Maker Faire NYC

We got in touch with the organizers of Maker Faire, an international event organized by Make Magazine to "celebrate arts, crafts, engineering, science projects and the Do-It-Yourself (DIY) mindset." The first convention was held in the Bay Area in 2006, but has since expanded to satellite locations each year across the US, Canada, and the UK.

Our iGEM team was invited to 2011 Maker Faire NYC, which drew over 25,000 people to the New York Hall of Science in Queens for a weekend of interactive exhibits, hands-on activities, and creative dialogue.

We set up a Maker booth alongside hundreds of other inventors, artists, and engineers. Our exhibit featured a diorama of RegoBricks on a landscape of Martian soil simulant, and petri dishes of our S. pasteurii changing environmental pH via the urease enzyme.

Our project was admittedly loftier and more conceptual than many of the inventions and crafts featured at Maker Faire, but space exploration clearly was a well received topic. The Brown-Stanford table received a constant stream of visitors throughout the weekend. We passed out over 300 pamphlets and talked with a few hundred people of all ages and sizes!.

Our popularity was highlighted by the reception of two separate Maker Faire Editor's Choice blue ribbons!! (See slide show.)

On the human practice considerations of our project (the focus of an online feature we produced), we had many in depth conversations at Maker Faire. People expressed their opinions how we should be expanding into space, or whether we should be expanding at all. We also tried to capture a range of public sentiment with our interactive survey.

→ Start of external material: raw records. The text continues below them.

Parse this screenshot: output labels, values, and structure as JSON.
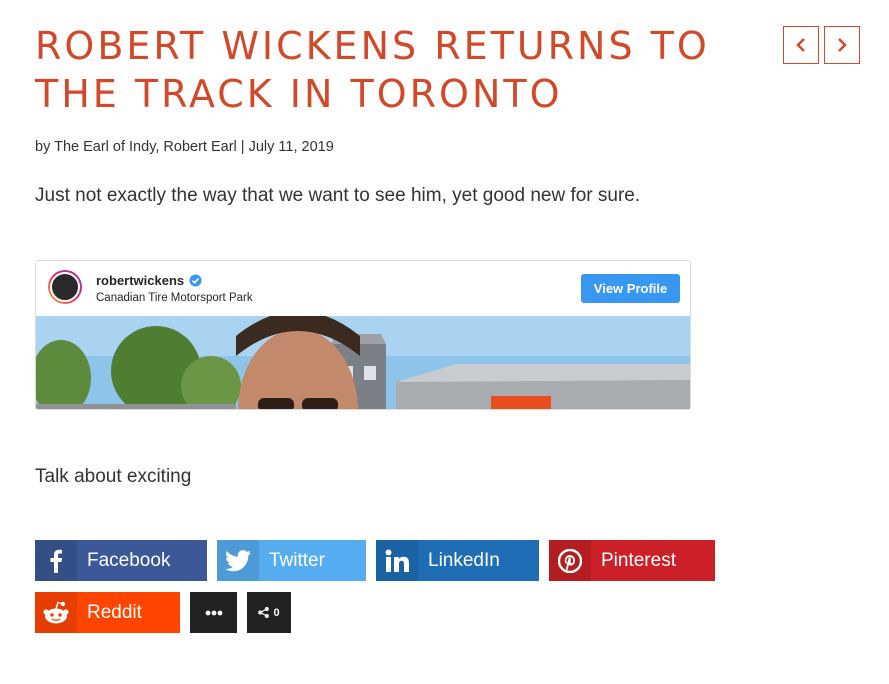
{
  "article": {
    "title": "ROBERT WICKENS RETURNS TO THE TRACK IN TORONTO",
    "byline": "by The Earl of Indy, Robert Earl | July 11, 2019",
    "lead": "Just not exactly the way that we want to see him, yet good new for sure.",
    "after_embed": "Talk about exciting"
  },
  "nav": {
    "prev_icon": "chevron-left-icon",
    "next_icon": "chevron-right-icon"
  },
  "instagram": {
    "username": "robertwickens",
    "location": "Canadian Tire Motorsport Park",
    "button": "View Profile"
  },
  "share": {
    "facebook": "Facebook",
    "twitter": "Twitter",
    "linkedin": "LinkedIn",
    "pinterest": "Pinterest",
    "reddit": "Reddit",
    "share_count": "0"
  },
  "colors": {
    "accent": "#d2492a",
    "facebook": "#3b5998",
    "twitter": "#55acee",
    "linkedin": "#1f6eb5",
    "pinterest": "#cb2027",
    "reddit": "#ff4500",
    "instagram_button": "#3897f0"
  }
}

The Survey Board Was a Hit Among Fair Attendees, Attracting over 200 Answers. This picture was taken three quarters through the Faire.
Survey Question 1
Survey Question 2
Survey Question 3

It seemed like everyone was excited by the idea of using engineered biology for space. One recurring questions we encountered was, "how far in the future is all of this?" The current capabilities of synthetic biology were often a little unclear; some people already seized on the idea of synthesizing life and offered us grand suggestions for additional Mars BioTools (genetically modified astronauts?). Other people were incredulous towards something as familiar to us as a DNA Registry. It is worth reflecting on the power of science, and scientists, to capture the public imagination, even when it is not fully understood.